Day 16: How can I dive deeper into my writing?
Do you remember learning to read and write?
There were a few basics I feel pretty confident that we all learned.
First, we learned that a sentence always starts with an upper case letter. Then we learned a little about punctuation.
Not long after that, teachers started to encourage us to add more details to our writing. Sentences grew from “I like to play at the park” to “I like to play on the slide and swing at the park with my friends.”
Later we might have added details about the slide being red and that sometimes the sun would heat it up so that it burned our legs on the way down. Maybe we beefed up our story with the deets about mommy holding us while we cried until our legs felt better.
See what just happened there.
Detail is how you go deeper. And at some point in your education, whether it was public, private, or home, you learned about adding details.
In college you may have learned how to write for the academy (not as in “I’d like to thank the Academy…” that came later). You learned what was acceptable for your professors. You learned the rules of the game well enough to earn your degree.
What kind of writing do you do now? Grants? Business proposals? Menus? Emails to your employees or employer?
Do you text or use inner-office message tools? Are you writing for a blog?
How detailed is the writing you do now on a daily basis?
(It’s funny how we write in the simplest of sentences as kids, expand that skillset for years by learning to add details and information, and then often in adult settings, we revert back to short and sweet.)
The lessons we learned as we made our way through school about adding more detail and depth to our writing is exactly how you can dive deeper into your journal writing experience.
Are you a prompt user? If you find that a prompt isn’t stimulating enough, try responding to the original question and then deepening your experience by answering the number one curiosity question of all time: Why?
You can do this with almost any prompt. If you are responding to this one – what is the most memorable Fourth of July you had as a child? – and your initial response is “the year we moved to California” you can deepen this response by answering the question “why?”
Adding more detail to intensify your writing experience is an easy concept. What makes it hard is the training we had about this as kids.
When we were in school and learning to write by adding more, applying rules of grammar and punctuation, and earning grades for it, we could very easily get nervous about our writing.
Writing is personal. It comes from within. Even if you’re researching a topic and dissecting what you read to put into your words, there was still a level of judgment coming down the pipeline.
We would turn in our writing for someone else to review, edit, grade, or give comments on.
What would happen to us as writers when we were writing for another person?
We would start to write for them.
There are few people on the planet who get excited about being critiqued. Or graded. It’s perfectly natural to want a first attempt to be perfect.
So, we hold back and try to write to please another person. And we had years of training in doing this.

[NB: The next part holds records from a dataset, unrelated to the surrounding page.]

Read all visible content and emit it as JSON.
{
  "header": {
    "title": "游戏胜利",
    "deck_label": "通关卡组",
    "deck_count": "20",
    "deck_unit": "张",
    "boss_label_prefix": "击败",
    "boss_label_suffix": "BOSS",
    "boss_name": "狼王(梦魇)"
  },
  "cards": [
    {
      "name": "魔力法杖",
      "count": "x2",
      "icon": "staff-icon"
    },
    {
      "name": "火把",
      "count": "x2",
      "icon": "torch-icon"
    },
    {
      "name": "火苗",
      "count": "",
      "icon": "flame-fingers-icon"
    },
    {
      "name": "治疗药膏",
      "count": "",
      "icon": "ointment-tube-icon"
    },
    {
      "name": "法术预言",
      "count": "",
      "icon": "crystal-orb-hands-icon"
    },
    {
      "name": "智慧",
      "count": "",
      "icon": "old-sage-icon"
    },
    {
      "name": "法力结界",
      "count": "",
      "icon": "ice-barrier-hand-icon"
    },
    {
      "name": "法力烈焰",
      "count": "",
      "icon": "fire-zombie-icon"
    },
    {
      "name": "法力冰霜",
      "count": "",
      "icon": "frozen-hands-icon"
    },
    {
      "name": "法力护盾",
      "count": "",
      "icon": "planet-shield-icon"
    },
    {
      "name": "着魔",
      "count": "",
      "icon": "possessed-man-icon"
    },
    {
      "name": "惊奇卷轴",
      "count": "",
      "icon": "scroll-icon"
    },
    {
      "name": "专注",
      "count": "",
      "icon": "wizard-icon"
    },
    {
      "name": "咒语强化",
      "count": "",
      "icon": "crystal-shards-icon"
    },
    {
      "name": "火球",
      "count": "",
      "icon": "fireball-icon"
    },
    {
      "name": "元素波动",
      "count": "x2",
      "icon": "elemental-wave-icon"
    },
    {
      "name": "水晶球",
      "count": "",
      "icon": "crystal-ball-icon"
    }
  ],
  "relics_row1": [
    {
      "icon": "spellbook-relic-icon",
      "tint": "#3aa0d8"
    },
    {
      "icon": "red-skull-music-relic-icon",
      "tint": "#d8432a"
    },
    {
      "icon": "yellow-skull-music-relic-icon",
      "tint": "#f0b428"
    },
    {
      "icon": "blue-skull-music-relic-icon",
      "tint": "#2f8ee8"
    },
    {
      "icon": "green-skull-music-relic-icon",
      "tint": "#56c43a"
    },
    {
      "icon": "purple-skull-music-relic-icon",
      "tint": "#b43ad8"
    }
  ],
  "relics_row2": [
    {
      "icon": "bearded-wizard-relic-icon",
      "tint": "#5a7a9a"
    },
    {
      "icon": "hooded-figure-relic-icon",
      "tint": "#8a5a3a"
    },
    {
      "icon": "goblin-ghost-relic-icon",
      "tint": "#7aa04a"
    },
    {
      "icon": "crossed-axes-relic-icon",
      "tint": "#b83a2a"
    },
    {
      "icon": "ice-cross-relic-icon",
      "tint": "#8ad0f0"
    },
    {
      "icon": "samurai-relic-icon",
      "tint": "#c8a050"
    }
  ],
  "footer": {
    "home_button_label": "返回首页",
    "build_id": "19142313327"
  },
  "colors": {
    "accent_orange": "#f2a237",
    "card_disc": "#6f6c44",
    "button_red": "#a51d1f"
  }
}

Now it’s time to write just for you. No one is looking. No one is judging. There will be no grades assigned.
Your journal is the place for you to write what you want to write. Explore your thoughts, be curious about the world, and process your life experience.
If you want it to be deep and meaningful, you have to write in a deep and meaningful way, but only inasmuch as it serves you.
If you want to write about penguins, do it. If you have a story about the first time you looked through your grandmothers jewelry box when you were a kid, write it down.
It’s not about anyone else now. It’s your time.
Those years of training can be hard to overcome. What it takes is one entry at a time, writing what you feel and to hell with the rules.
In fact, I encourage you to put something in your journal that feels like you are breaking the rules.
Don’t use a period at the end of a sentence
WRITE IN ALL CAPS.
Use rainbow colors.
Or write a dirty word in the middle of a page. (Shit)
I promise, no one will come knocking and you’ll get more out of your journal. Go deep. You’ll be glad you did.
Prompt for today (Writing thoughtful prompts can be challenging; I’m sure some of mine are super lame. But I’ll keep doing it anyway.): Choose a noun (cloud, apple, bear), set a timer, and write for five minutes anything you can think of that relates to that object. Write as much detail as possible. Tell a story about the object you choose, share your greatest fear or happiest moment, whatever feels write (right). Take a deep dive and see what happens.
Like this article? Please feel free to use it on your own blog or newsletter. I simply ask that you please include this blurb:
Sara Marchessault is a coach, writer, and mom who helps busy women use journaling to create more space in their life for being productive without feeling overwhelmed. Visit www.saramarchessault.com to get your FREE Journal Protection Plan and start using your journal to create more joy in your life.